Surface-to-surface missiles recently test-fired in Pakistan come with interesting names which reveal much about what these moves are intended to convey to India.

Officials say the successful test-firing of three missiles during the last few days has confirmed the country’s capability to strike deep inside enemy territory in the event of a war.

Interestingly, these tests have not only demonstrated the effectiveness of Pakistan’s missile technology; the names given to these missiles are full of symbolism.

They suggest that Pakistan relates the present conflict in South Asia to the conflicts of the mediaeval period when Muslim warriors from Afghanistan frequently invaded India.

Ghauri, Ghaznavi, and Abdali — these are the three ballistic missiles Pakistan test-fired during the last week. But these are also names of three prominent Muslim warlords, or conquerors, who invaded India from Afghanistan between the 11th and 18th centuries in an attempt to expand their empires.

The medium-range Ghauri missile is Pakistan’s answer to India’s Prithvi missile, and here the symbolism is perhaps most interesting.

Muhammad Ghauri was a powerful Afghan warlord who in the 12th century had two fierce battles with the Hindu ruler of northern India, Prithviraj Chouhan.

Ghauri was defeated in the first battle and later on, he returned with a bigger army to hand out a convincing defeat to the Indian king.

Although India insists that the name Prithvi given to its missile means “earth” and has nothing to do with any Hindu ruler of the past, Pakistan wants the world to believe otherwise.

The two other missiles Pakistan tested during the week are also named after 11th and 18th-century Afghan conquerors, Mahmood Ghaznavi and Ahmed Shah Abdali.

Ghaznavi is described in history books as a “temple-destroyer” who attacked India 17 times.

Pakistan has never given any specific reason for naming these missiles after such historical figures, but the symbolism is a clear reflection of the official mindset in the country.

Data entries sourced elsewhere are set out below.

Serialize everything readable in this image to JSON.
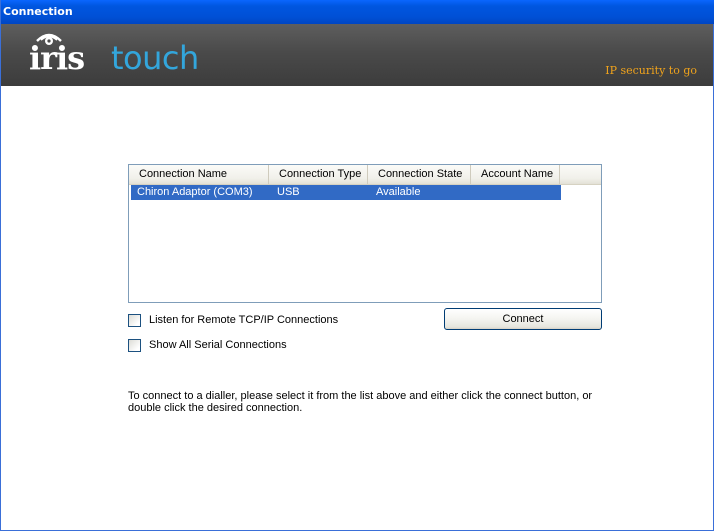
{
  "window": {
    "title": "Connection"
  },
  "banner": {
    "logo_iris": "iris",
    "logo_touch": "touch",
    "tagline": "IP security to go",
    "colors": {
      "background": "#4a4a4a",
      "touch": "#33a6dc",
      "tagline": "#f0a31c"
    }
  },
  "connections": {
    "columns": [
      "Connection Name",
      "Connection Type",
      "Connection State",
      "Account Name"
    ],
    "rows": [
      {
        "name": "Chiron Adaptor (COM3)",
        "type": "USB",
        "state": "Available",
        "account": "",
        "selected": true
      }
    ]
  },
  "options": {
    "listen_label": "Listen for Remote TCP/IP Connections",
    "listen_checked": false,
    "show_all_label": "Show All Serial Connections",
    "show_all_checked": false
  },
  "actions": {
    "connect_label": "Connect"
  },
  "instructions": "To connect to a dialler, please select it from the list above and either click the connect button, or double click the desired connection.",
  "colors": {
    "titlebar": "#0054e3",
    "selection": "#316ac5"
  }
}
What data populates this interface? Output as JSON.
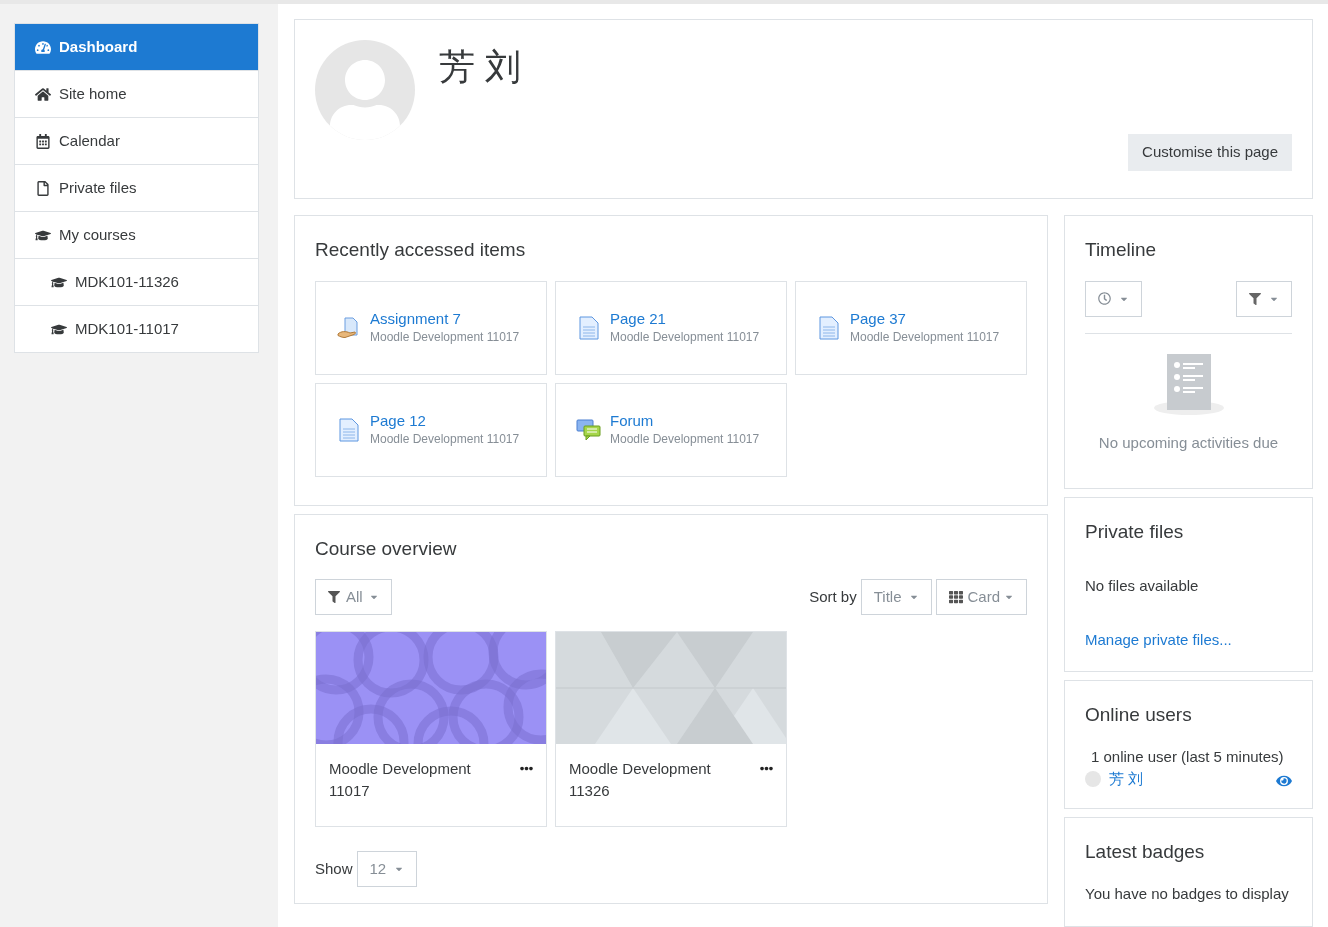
{
  "nav": [
    {
      "label": "Dashboard",
      "kind": "dashboard",
      "selected": true
    },
    {
      "label": "Site home",
      "kind": "home",
      "selected": false
    },
    {
      "label": "Calendar",
      "kind": "calendar",
      "selected": false
    },
    {
      "label": "Private files",
      "kind": "file",
      "selected": false
    },
    {
      "label": "My courses",
      "kind": "courses",
      "selected": false,
      "children": [
        {
          "label": "MDK101-11326",
          "kind": "courses",
          "selected": false
        },
        {
          "label": "MDK101-11017",
          "kind": "courses",
          "selected": false
        }
      ]
    }
  ],
  "profile": {
    "name": "芳 刘",
    "customise_button": "Customise this page"
  },
  "recent": {
    "title": "Recently accessed items",
    "items": [
      {
        "kind": "assignment",
        "name": "Assignment 7",
        "course": "Moodle Development 11017"
      },
      {
        "kind": "page",
        "name": "Page 21",
        "course": "Moodle Development 11017"
      },
      {
        "kind": "page",
        "name": "Page 37",
        "course": "Moodle Development 11017"
      },
      {
        "kind": "page",
        "name": "Page 12",
        "course": "Moodle Development 11017"
      },
      {
        "kind": "forum",
        "name": "Forum",
        "course": "Moodle Development 11017"
      }
    ]
  },
  "course_overview": {
    "title": "Course overview",
    "filter": "All",
    "sort_label": "Sort by",
    "sort": "Title",
    "view": "Card",
    "courses": [
      {
        "name": "Moodle Development 11017",
        "kind": "circles"
      },
      {
        "name": "Moodle Development 11326",
        "kind": "triangles"
      }
    ],
    "show_label": "Show",
    "show": "12"
  },
  "timeline": {
    "title": "Timeline",
    "empty": "No upcoming activities due"
  },
  "private_files": {
    "title": "Private files",
    "empty": "No files available",
    "link": "Manage private files..."
  },
  "online_users": {
    "title": "Online users",
    "summary": "1 online user (last 5 minutes)",
    "users": [
      "芳 刘"
    ]
  },
  "badges": {
    "title": "Latest badges",
    "empty": "You have no badges to display"
  }
}
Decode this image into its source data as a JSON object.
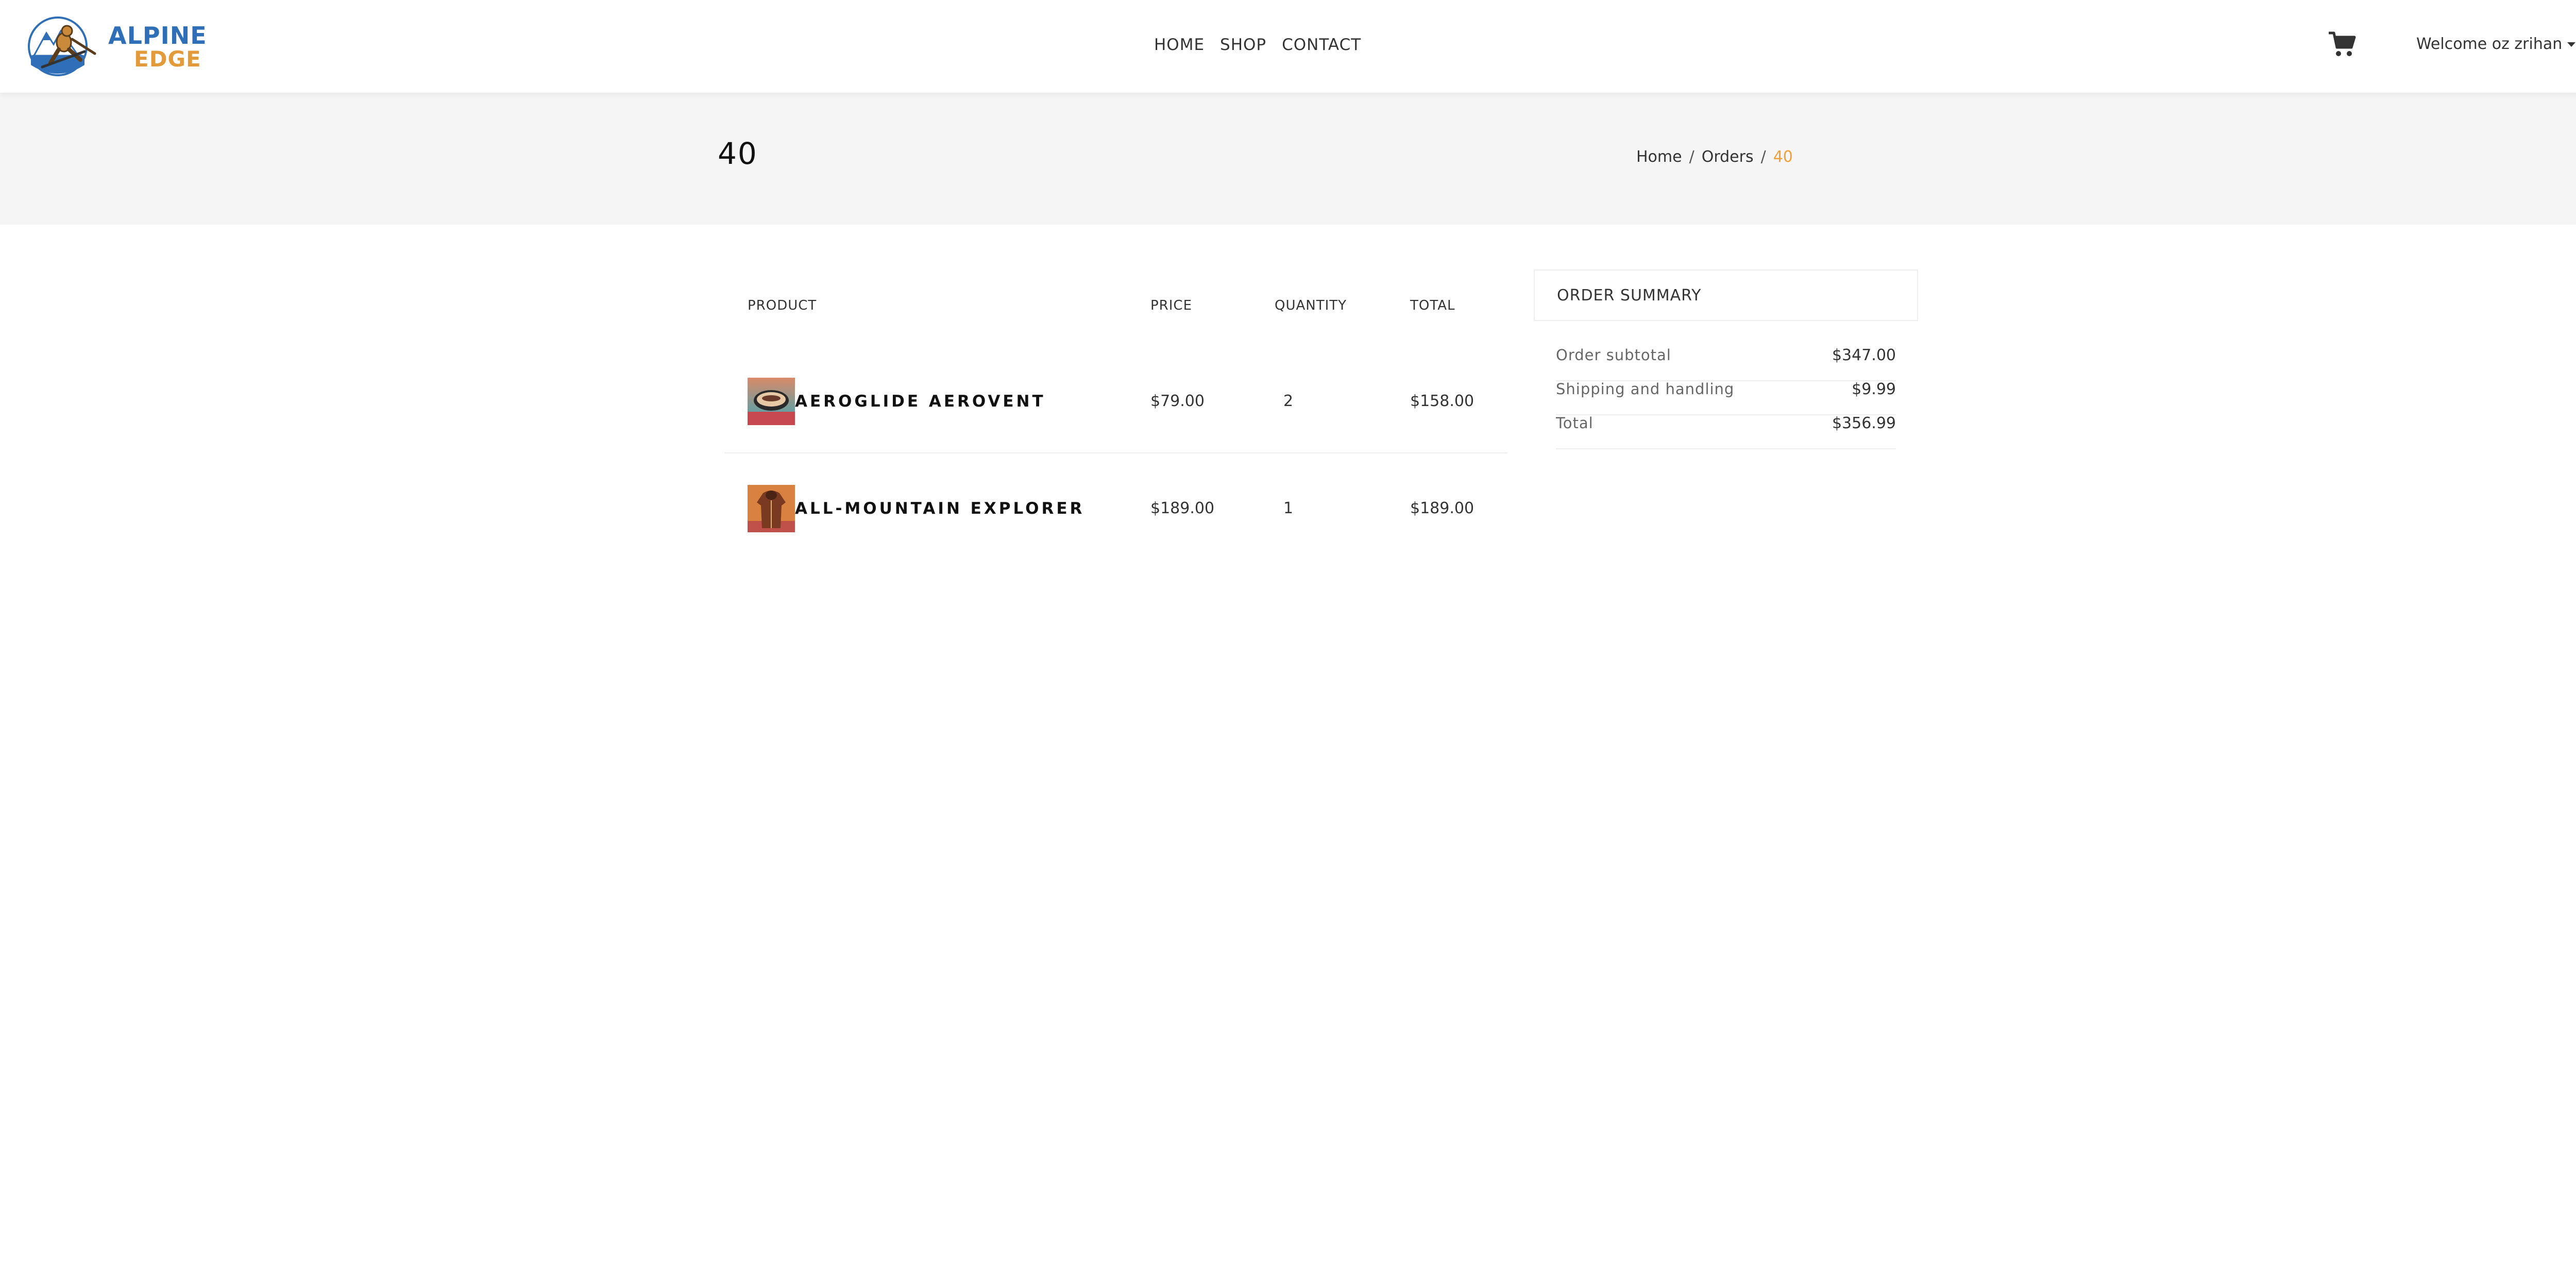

It shows that for Islamabad, the present conflict with India is something like a continuation of the battles of the past between people described in Pakistani history books as just invaders and several of India’s as cruel emperors.
Published in Qatar daily The Peninsula